Since this washing was completely independent of any merit on the baptized person's part, baptism was frequently referred to as "grace." I was surprised to find that the early Christians used the term "grace" to refer to a specific act such as baptism. Several years ago when our adult Sunday School class was studying the beliefs of the Roman Catholic Church, we discussed their use of the word "grace" to refer to sacraments administered by the priest. I remember thinking to myself, "Catholics sure can get things fouled up!" I realize now that the Catholic use of the term may be more akin to the way the New Testament Christians understood the word.
2. The New Birth. Based on Jesus' words to Nicodemus, the early Christians also believed water baptism was the channel through which a person was born again. Irenaeus mentioned this in a discussion about baptism, "As we are lepers in sin, we are made clean from our old transgressions by means of the sacred water and the invocation of the Lord. We are thus spiritually regenerated as newborn infants, even as the Lord has declared: 'Except a man be born again through water and the Spirit, he shall not enter into the kingdom of heaven'"3 [John 3:5}.
3. Spiritual Illumination. The early Christians believed that the newly-baptized person, after receiving the Holy Spirit, had a clearer vision of spiritual matters, receiving illumination as a child of God and a citizen of His kingdom.
Clement of Alexandria discussed all three of these spiritual events associated with baptism: "This work is variously called grace, and illumination, and perfection, and washing. Washing, by which we cleanse away or sins. Grace, by which we see God clearly."4
In a letter to a young Christian friend, Cyprian explained his own baptism in a similar fashion, "Considering my character at the time, I used to regard it as a difficult matter that a man should be able to be born again . . . . Or that a man who had been revived to a new life in the bath of saving water could be able to put off what he had formerly been-that he could be changed in heart and soul, while retaining his physical body . . . . I used to indulge my sins as if they were actually a part of me, inherent in me. But later, by the help of the water of new birth, the stain of former years was washed away, and a light from above-serene and pure was infused into my reconcile heart. Then though the Spirit breathed from heaven, a second birth restored me to a new man."5

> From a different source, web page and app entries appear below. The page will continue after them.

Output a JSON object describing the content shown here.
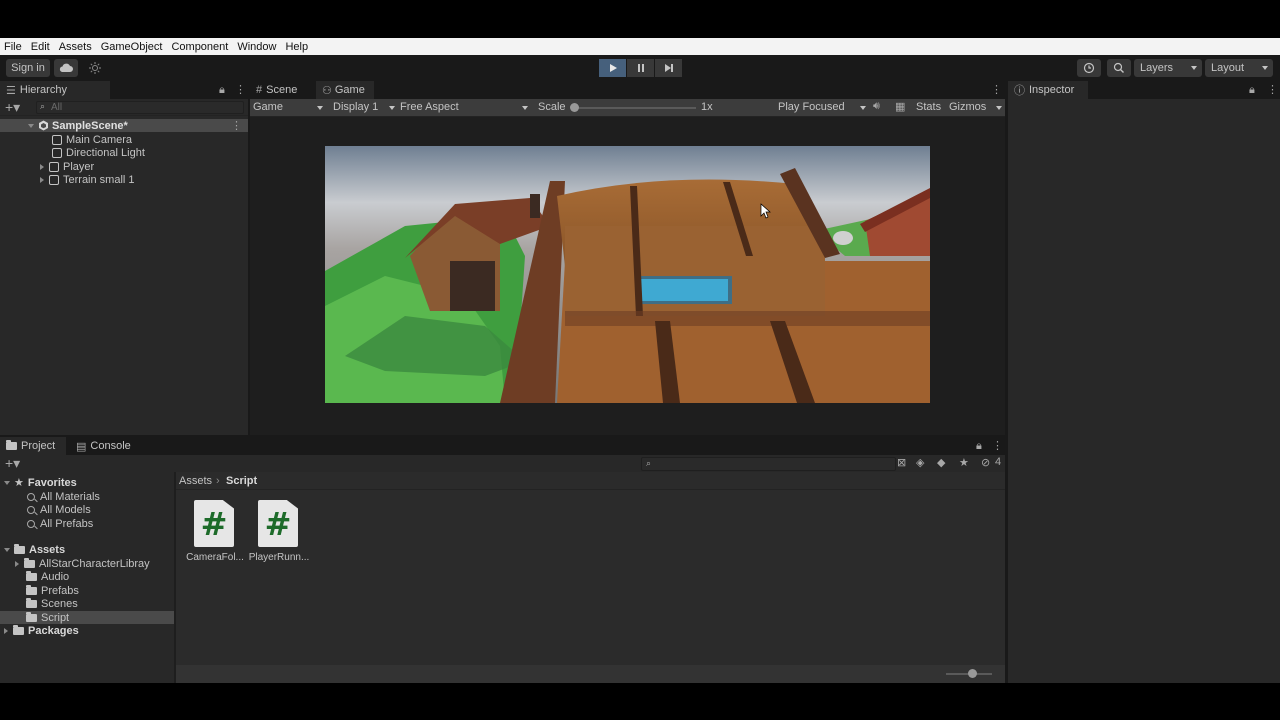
{
  "menu": [
    "File",
    "Edit",
    "Assets",
    "GameObject",
    "Component",
    "Window",
    "Help"
  ],
  "toolbar": {
    "sign_in": "Sign in",
    "layers": "Layers",
    "layout": "Layout",
    "play_state": "playing"
  },
  "hierarchy": {
    "tab": "Hierarchy",
    "search_placeholder": "All",
    "scene": "SampleScene*",
    "items": [
      "Main Camera",
      "Directional Light",
      "Player",
      "Terrain small 1"
    ]
  },
  "view_tabs": {
    "scene": "Scene",
    "game": "Game"
  },
  "game_bar": {
    "mode": "Game",
    "display": "Display 1",
    "aspect": "Free Aspect",
    "scale_label": "Scale",
    "scale_value": "1x",
    "play_mode": "Play Focused",
    "stats": "Stats",
    "gizmos": "Gizmos"
  },
  "inspector": {
    "tab": "Inspector"
  },
  "bottom_tabs": {
    "project": "Project",
    "console": "Console"
  },
  "project": {
    "hidden_count": "4",
    "favorites_label": "Favorites",
    "favorites": [
      "All Materials",
      "All Models",
      "All Prefabs"
    ],
    "assets_label": "Assets",
    "asset_folders": [
      "AllStarCharacterLibray",
      "Audio",
      "Prefabs",
      "Scenes",
      "Script"
    ],
    "packages_label": "Packages",
    "breadcrumb": [
      "Assets",
      "Script"
    ],
    "files": [
      {
        "name": "CameraFol...",
        "glyph": "#"
      },
      {
        "name": "PlayerRunn...",
        "glyph": "#"
      }
    ]
  },
  "colors": {
    "accent_play": "#46607c",
    "panel": "#282828",
    "background": "#191919",
    "script_icon": "#1d6b2a"
  }
}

Baptism Was Not An Empty Ritual
In short, baptism in early Christianity was the supernatural rite of initiation by which a new believer passed from being the old man of the flesh to being a newly reborn man of the spirit. However, please don't think their practice as some empty ritual. The early Christian didn't separate baptism from faith and repentance. Baptism wasn't some magical ritual that could regenerate a person if it wasn't accompanied by faith and repentance. They specifically taught that God was under no necessity to grant forgiveness of sins simply because a person went through the motions of baptism.6 A faithless person was not reborn through water baptism.
In his First Apology, Justin Martyr explained to the pagans how faith, repentance, and baptism were inseparably intertwined: "Those who are convinced that what we teach is true and who desire to live accordingly are instructed to fast and to pray to God for the remission of all their past sins. We also pray and fast with them. Then we bring them to a place where there is water, and they are regenerated in the same manner in which we ourselves were regenerated. They then receive the washing with water in the name of God (the Father and Lord of the universe) and of our Savior Jesus Christ, and of the Holy Spirit. For Christ said, 'Unless you are born again, you shall not enter into the kingdom of heaven'"7 [John 3:5].

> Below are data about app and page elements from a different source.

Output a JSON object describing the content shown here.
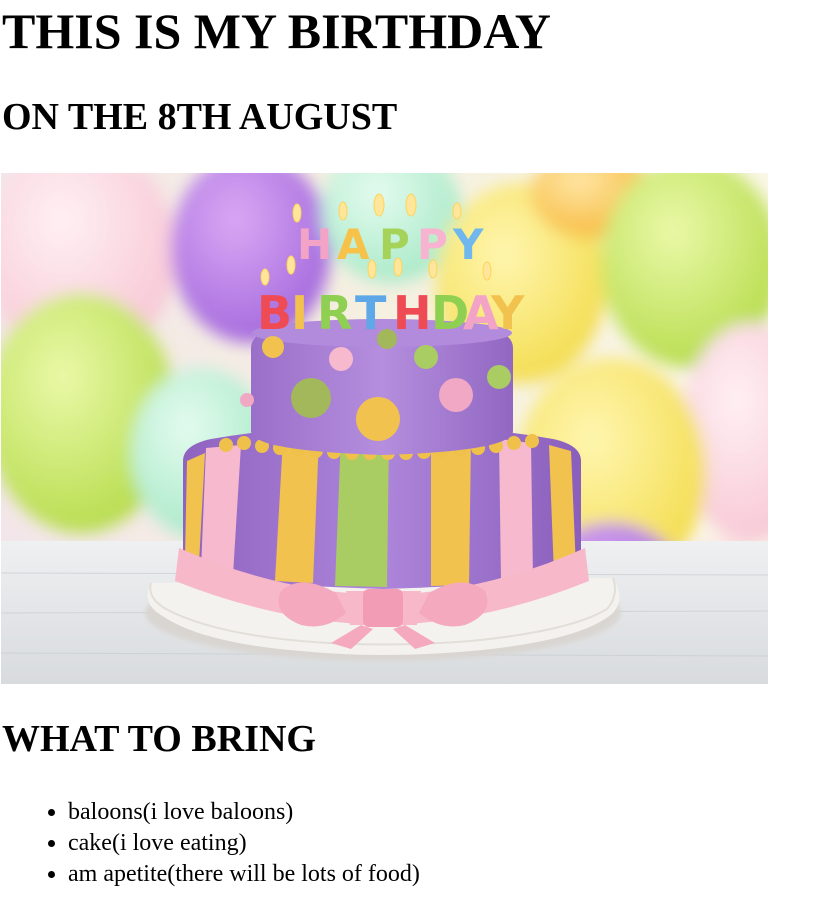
{
  "page": {
    "title": "THIS IS MY BIRTHDAY",
    "subtitle": "ON THE 8TH AUGUST"
  },
  "photo": {
    "subject": "birthday-cake-photo",
    "cake_text": {
      "line1": [
        "H",
        "A",
        "P",
        "P",
        "Y"
      ],
      "line2": [
        "B",
        "I",
        "R",
        "T",
        "H",
        "D",
        "A",
        "Y"
      ]
    },
    "colors": {
      "cake_purple": "#a87fd0",
      "stripe_yellow": "#f2c24f",
      "stripe_green": "#a9cc63",
      "bow_pink": "#f6b9cd",
      "plate_white": "#f4f2ef"
    }
  },
  "bring": {
    "heading": "WHAT TO BRING",
    "items": [
      "baloons(i love baloons)",
      "cake(i love eating)",
      "am apetite(there will be lots of food)"
    ]
  }
}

One thing that particularly impresses me about the early Christians is that they never put God in a box. For example, they always believed that God would do what was loving and just toward pagans who had never had the opportunity to hear about Christ. Likewise, they believed that although baptism was the normal channel of grace and the means of rebirth, God was not necessarily bound by it. For instance, they believed that unbaptized babies who died in infancy could still be saved. It was Augustine, writing centuries later, who taught that all unbaptized infants are damned.
Another example was that of martyrs. Many new believers were martyred before they ever had a chance to be baptized. The early church knew that the God of love would not abandon such persons. The church said that, in a sense, they had been baptized in a baptism of blood. So although early Christians stressed the significance of baptism and its role in the new birth, they didn't portray God as a cold, inflexible Being who could work no other way.
Interestingly, we evangelicals seem to recognize the need for some type of initiation ceremony or rite of passage to mark the Christian rebirth. But strangely enough, we have generally rejected the historical ceremony of the baptismal rebirth and have developed our own special ceremony-the altar call. When Peter preached to the Jews on the day of Pentecost, his hearers asked him, "What shall we do?" (Acts 2:37). Did Peter tell them to walk up to the front of the crowd and invited Jesus to come into their hearts? No, he told them, "Repent, and let each of you be baptized in the name of Jesus Christ for the forgiveness of your sins" (Acts 2:38 NAS).
After Phillip explained the gospel to the Ethiopian eunuch, what did he do? He immediately baptized him (Acts 8:34-38). Likewise, when God demonstrated to Peter (by the outpouring of the Spirit on Cornelius) that Christianity was open to Gentiles, the firs thing that Peter did was to baptize Cornelius and his family (Acts 10:44-48). When Paul preached in the middle of the night to the 14Philippian jailer and his household, did Paul then hold an altar call? No! The Scriptures say, "then they spoke the word of the Lord to him and to all the others in his house. At that hour of the night the jailer took them and washed their wounds; then immediately he and all his family were baptized" (Acts 16:32,33).
Since we feel the need to associate our spiritual rebirth with a fixed day and hour, why don't' we tie it to baptism, rather than to the altar call? Actually, the altar call and associate prayers are a product of the revival movements of the eighteenth and nineteenth centuries, and they were unknown to any Christians before that time.